All one has to do, when reading Jesus’ or Mary’s words, is consider the basis for the worldwide liberation theology movement- a way of understanding Christianity which predicates its understanding of Jesus, Mary and God as having a preference for the poor… and to remember that more than half of all Jesus’s parables center on prohibitions towards riches, landowners, Pharisees, and the corruption’s of upper class power. To my estimation, it not such a far stretch to consider a Messiah – which means someone who comes to save, teach, heal and transform the world- who would look harshly on cultural biases, class-based oppression, and prefer that he and his followers identify with their spiritual birthright as the children of God: Blessed are the poor, the pure in heart, those who mourn, those seeking peace, and those who are reviled and persecuted for continuing his mission, or trying to live by following in his communitiarian and egalitarian example.
How do I welcome this possible, admittedly unconventional way of looking at Jesus? With a strange, warm, empathy and deep feelings of respect. I ask myself: Who deserves more of our admiration and allegiance? A God born as a man with perfect sinless understanding to a pure, undefiled woman? Or a a mortal who through his own devotion and dedication, through sweat and struggle, pain and suffering became someone who the world can gain inspiration and solace from? Because he was acquainted with disgrace and grief, he knew and felt the struggle each of us has to face in becoming a child of God in our own minds and hearts, in every aspect of our daily lives.

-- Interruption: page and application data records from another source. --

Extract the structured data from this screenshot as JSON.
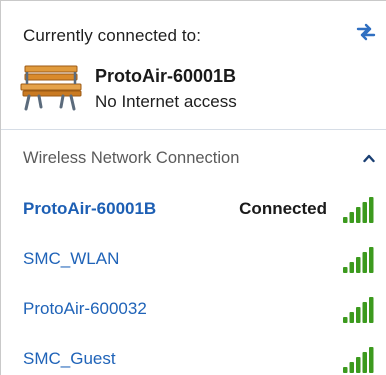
{
  "current": {
    "title": "Currently connected to:",
    "network_name": "ProtoAir-60001B",
    "network_status": "No Internet access",
    "icons": {
      "refresh": "refresh-icon",
      "network": "park-bench-icon"
    }
  },
  "section": {
    "label": "Wireless Network Connection",
    "toggle_icon": "chevron-up-icon"
  },
  "networks": [
    {
      "name": "ProtoAir-60001B",
      "state": "Connected",
      "active": true,
      "signal_bars": 5
    },
    {
      "name": "SMC_WLAN",
      "state": "",
      "active": false,
      "signal_bars": 5
    },
    {
      "name": "ProtoAir-600032",
      "state": "",
      "active": false,
      "signal_bars": 5
    },
    {
      "name": "SMC_Guest",
      "state": "",
      "active": false,
      "signal_bars": 5
    }
  ],
  "colors": {
    "link": "#1f63b8",
    "signal": "#3c9a1e",
    "bench_wood": "#d98a2b"
  }
}
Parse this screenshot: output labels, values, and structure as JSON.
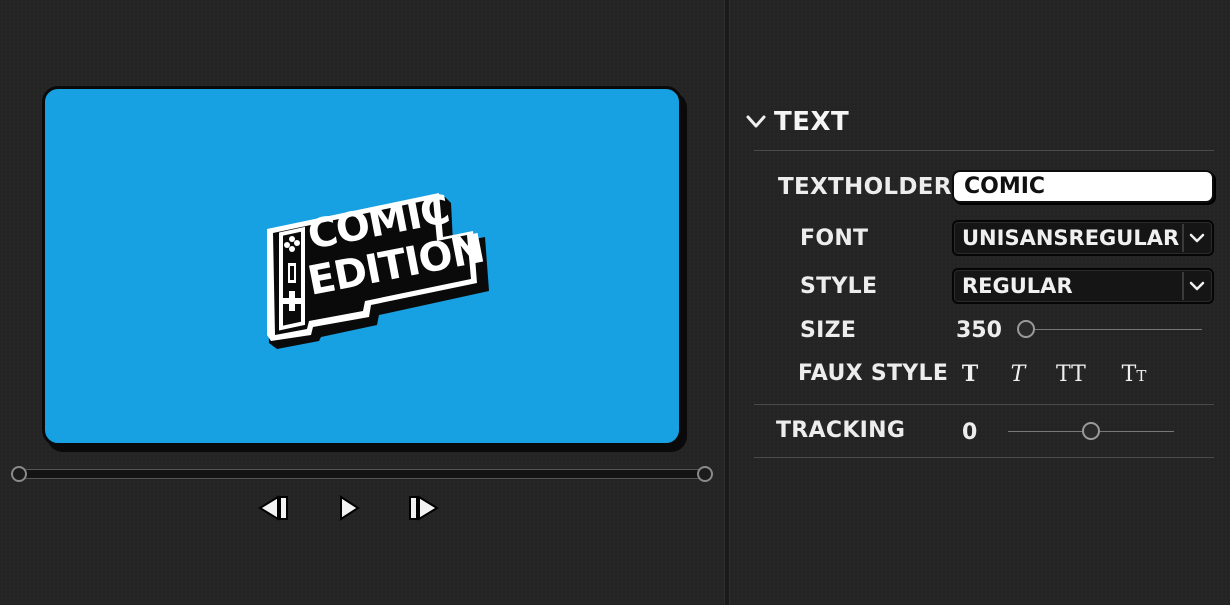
{
  "preview": {
    "logo_text_line1": "COMIC",
    "logo_text_line2": "EDITION",
    "canvas_color": "#17a0e2"
  },
  "transport": {
    "previous_icon": "step-back-icon",
    "play_icon": "play-icon",
    "next_icon": "step-forward-icon"
  },
  "panel": {
    "section_title": "TEXT",
    "section_icon": "chevron-down-icon",
    "textholder": {
      "label": "TEXTHOLDER",
      "value": "COMIC"
    },
    "font": {
      "label": "FONT",
      "value": "UNISANSREGULAR"
    },
    "style": {
      "label": "STYLE",
      "value": "REGULAR"
    },
    "size": {
      "label": "SIZE",
      "value": "350",
      "slider_fraction": 0.0
    },
    "faux_style": {
      "label": "FAUX STYLE",
      "options": [
        "T",
        "T",
        "TT",
        "Tт"
      ]
    },
    "tracking": {
      "label": "TRACKING",
      "value": "0",
      "slider_fraction": 0.5
    }
  }
}
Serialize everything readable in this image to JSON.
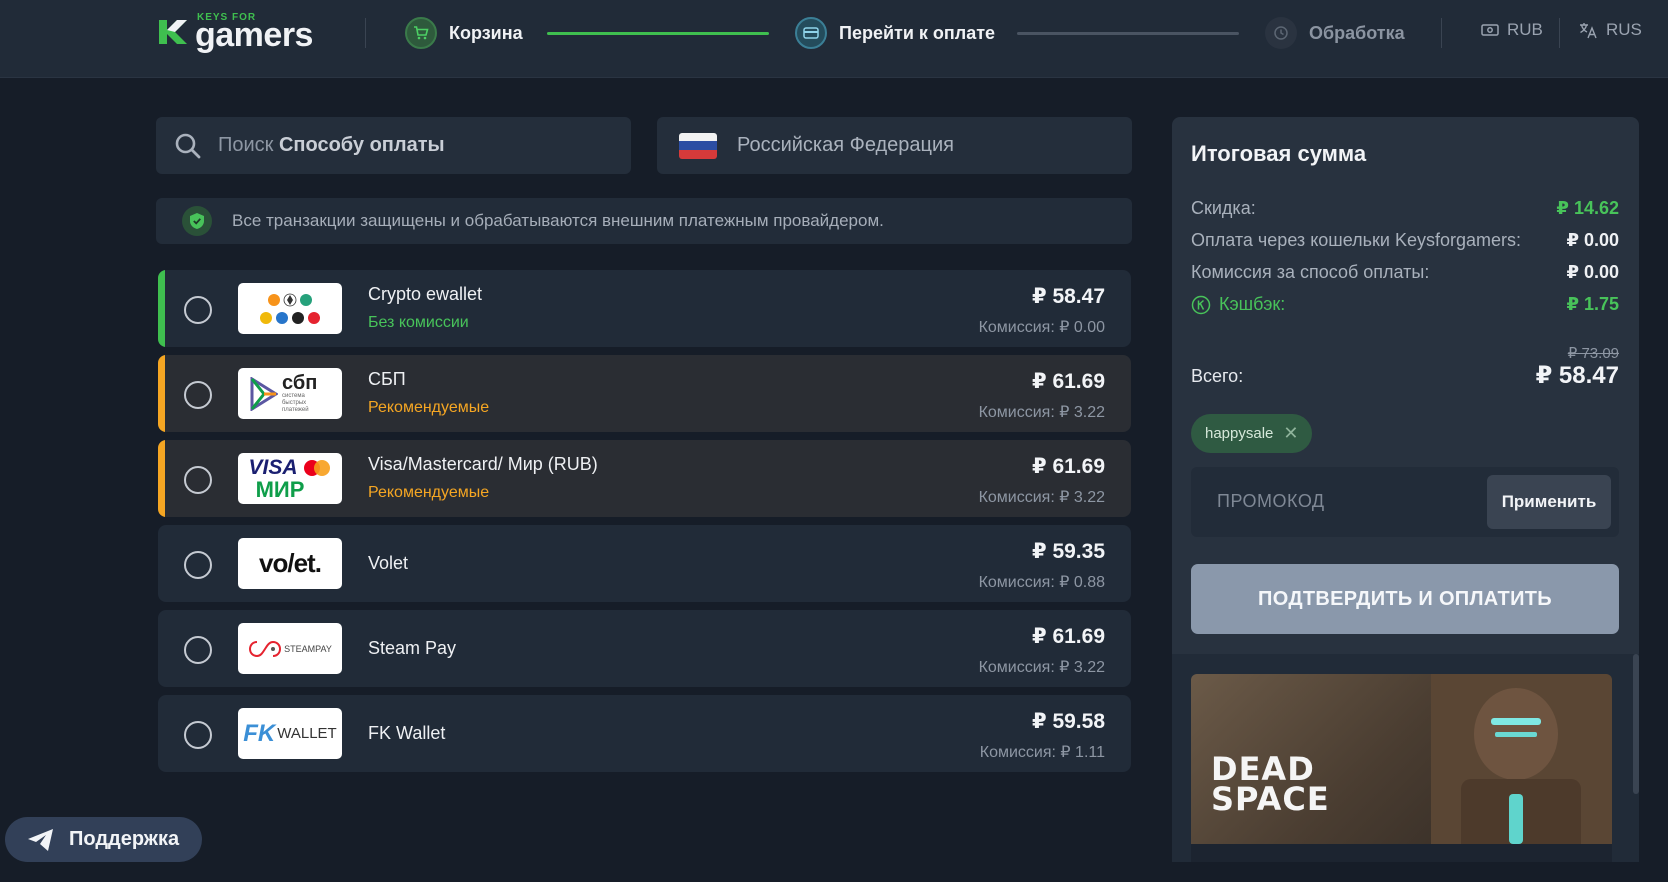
{
  "brand": {
    "small": "KEYS FOR",
    "big": "gamers"
  },
  "steps": [
    {
      "label": "Корзина"
    },
    {
      "label": "Перейти к оплате"
    },
    {
      "label": "Обработка"
    }
  ],
  "header": {
    "currency": "RUB",
    "language": "RUS"
  },
  "search": {
    "prefix": "Поиск",
    "bold": "Способу оплаты"
  },
  "country": {
    "name": "Российская Федерация"
  },
  "secure_notice": "Все транзакции защищены и обрабатываются внешним платежным провайдером.",
  "methods": [
    {
      "name": "Crypto ewallet",
      "tag": "Без комиссии",
      "price": "₽ 58.47",
      "fee": "Комиссия: ₽ 0.00"
    },
    {
      "name": "СБП",
      "tag": "Рекомендуемые",
      "price": "₽ 61.69",
      "fee": "Комиссия: ₽ 3.22",
      "logo_text": "сбп",
      "logo_sub": "система быстрых платежей"
    },
    {
      "name": "Visa/Mastercard/ Мир (RUB)",
      "tag": "Рекомендуемые",
      "price": "₽ 61.69",
      "fee": "Комиссия: ₽ 3.22",
      "logo_text": "VISA",
      "logo_sub": "МИР"
    },
    {
      "name": "Volet",
      "price": "₽ 59.35",
      "fee": "Комиссия: ₽ 0.88",
      "logo_text": "vo/et."
    },
    {
      "name": "Steam Pay",
      "price": "₽ 61.69",
      "fee": "Комиссия: ₽ 3.22",
      "logo_text": "STEAMPAY"
    },
    {
      "name": "FK Wallet",
      "price": "₽ 59.58",
      "fee": "Комиссия: ₽ 1.11",
      "logo_text": "FK",
      "logo_sub": "WALLET"
    }
  ],
  "summary": {
    "title": "Итоговая сумма",
    "rows": [
      {
        "label": "Скидка:",
        "value": "₽ 14.62"
      },
      {
        "label": "Оплата через кошельки Keysforgamers:",
        "value": "₽ 0.00"
      },
      {
        "label": "Комиссия за способ оплаты:",
        "value": "₽ 0.00"
      },
      {
        "label": "Кэшбэк:",
        "value": "₽ 1.75"
      }
    ],
    "old_total": "₽ 73.09",
    "total_label": "Всего:",
    "total": "₽ 58.47",
    "promo_chip": "happysale",
    "promo_placeholder": "ПРОМОКОД",
    "apply_label": "Применить",
    "confirm_label": "ПОДТВЕРДИТЬ И ОПЛАТИТЬ"
  },
  "game": {
    "title_line1": "DEAD",
    "title_line2": "SPACE"
  },
  "support_label": "Поддержка",
  "colors": {
    "accent_green": "#48c35a",
    "recommended_orange": "#f5a623",
    "background": "#161d28",
    "panel": "#212b38"
  }
}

Well, that is a lot to chew on today, and I will stop with this last thought … When Jesus asked the apostles. ” Who do you think I am?” The answers he received ranged from you are a reincarnation of the old prophets, to the declaration that he was the Christ, the anointed son of the living God. Maybe, after today’s considerations, we could answer it differently…

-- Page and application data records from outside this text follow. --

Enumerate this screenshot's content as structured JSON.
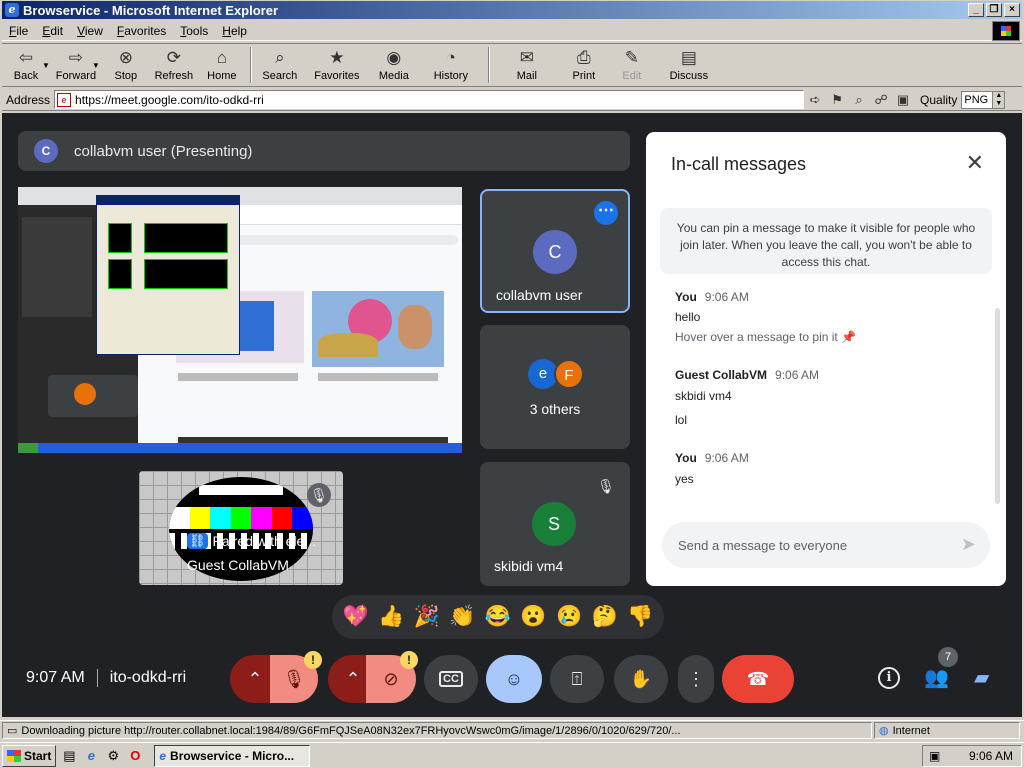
{
  "window": {
    "title": "Browservice - Microsoft Internet Explorer"
  },
  "menu": [
    "File",
    "Edit",
    "View",
    "Favorites",
    "Tools",
    "Help"
  ],
  "toolbar": {
    "back": "Back",
    "forward": "Forward",
    "stop": "Stop",
    "refresh": "Refresh",
    "home": "Home",
    "search": "Search",
    "favorites": "Favorites",
    "media": "Media",
    "history": "History",
    "mail": "Mail",
    "print": "Print",
    "edit": "Edit",
    "discuss": "Discuss"
  },
  "address": {
    "label": "Address",
    "url": "https://meet.google.com/ito-odkd-rri",
    "quality_label": "Quality",
    "quality_value": "PNG"
  },
  "meet": {
    "presenter_initial": "C",
    "presenter_label": "collabvm user (Presenting)",
    "tile_user": {
      "initial": "C",
      "name": "collabvm user"
    },
    "tile_others": {
      "a": "e",
      "b": "F",
      "label": "3 others"
    },
    "tile_skibidi": {
      "initial": "S",
      "name": "skibidi vm4"
    },
    "tile_guest": {
      "paired": "Paired with ele...",
      "name": "Guest CollabVM"
    },
    "reactions": [
      "💖",
      "👍",
      "🎉",
      "👏",
      "😂",
      "😮",
      "😢",
      "🤔",
      "👎"
    ],
    "time": "9:07 AM",
    "meeting_code": "ito-odkd-rri",
    "people_count": "7"
  },
  "chat": {
    "heading": "In-call messages",
    "pin_note": "You can pin a message to make it visible for people who join later. When you leave the call, you won't be able to access this chat.",
    "messages": [
      {
        "sender": "You",
        "time": "9:06 AM",
        "text": "hello",
        "hint": "Hover over a message to pin it"
      },
      {
        "sender": "Guest CollabVM",
        "time": "9:06 AM",
        "text1": "skbidi vm4",
        "text2": "lol"
      },
      {
        "sender": "You",
        "time": "9:06 AM",
        "text": "yes"
      }
    ],
    "placeholder": "Send a message to everyone"
  },
  "status": {
    "text": "Downloading picture http://router.collabnet.local:1984/89/G6FmFQJSeA08N32ex7FRHyovcWswc0mG/image/1/2896/0/1020/629/720/...",
    "zone": "Internet"
  },
  "taskbar": {
    "start": "Start",
    "item": "Browservice - Micro...",
    "clock": "9:06 AM"
  }
}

If we were gathered at that place and time, if we were to gather in this place and time… Maybe our answer would be something like this:
“You, Jesus, are the poor, the outcast, the suffering hope for all the wounds of our humanity. We follow you because we believe in your promises, your healing reality among us. Because of you, and the way you taught and lived, we can now live with hope.”
So BE IT. AMEN
“The Magnificat” from The Gospel of Luke 1:39-55
And then she asked, why is this happening to me, that the mother of my Lord comes to me? For as soon as I heard the sound of your greeting, the child in my womb jumped for joy. And blessed is she who believed that there would be a fulfillment of what was spoken to her by the Lord.
And Mary said,” My soul magnifies the Lord, and my spirit rejoices in God my Savior
His mercy is for those who fear him, from generation to generation. He has shown strength with his arm; he has scattered the proud in the thoughts of their hearts.
He has brought down the powerful from their thrones, and lifted up the lowly; He has filled the hungry with good things, and sent the rich away empty. He has helped his servant, Israel, in remembrance of his mercy according to the promise made to our ancestors, to Abraham and to his decendants forever.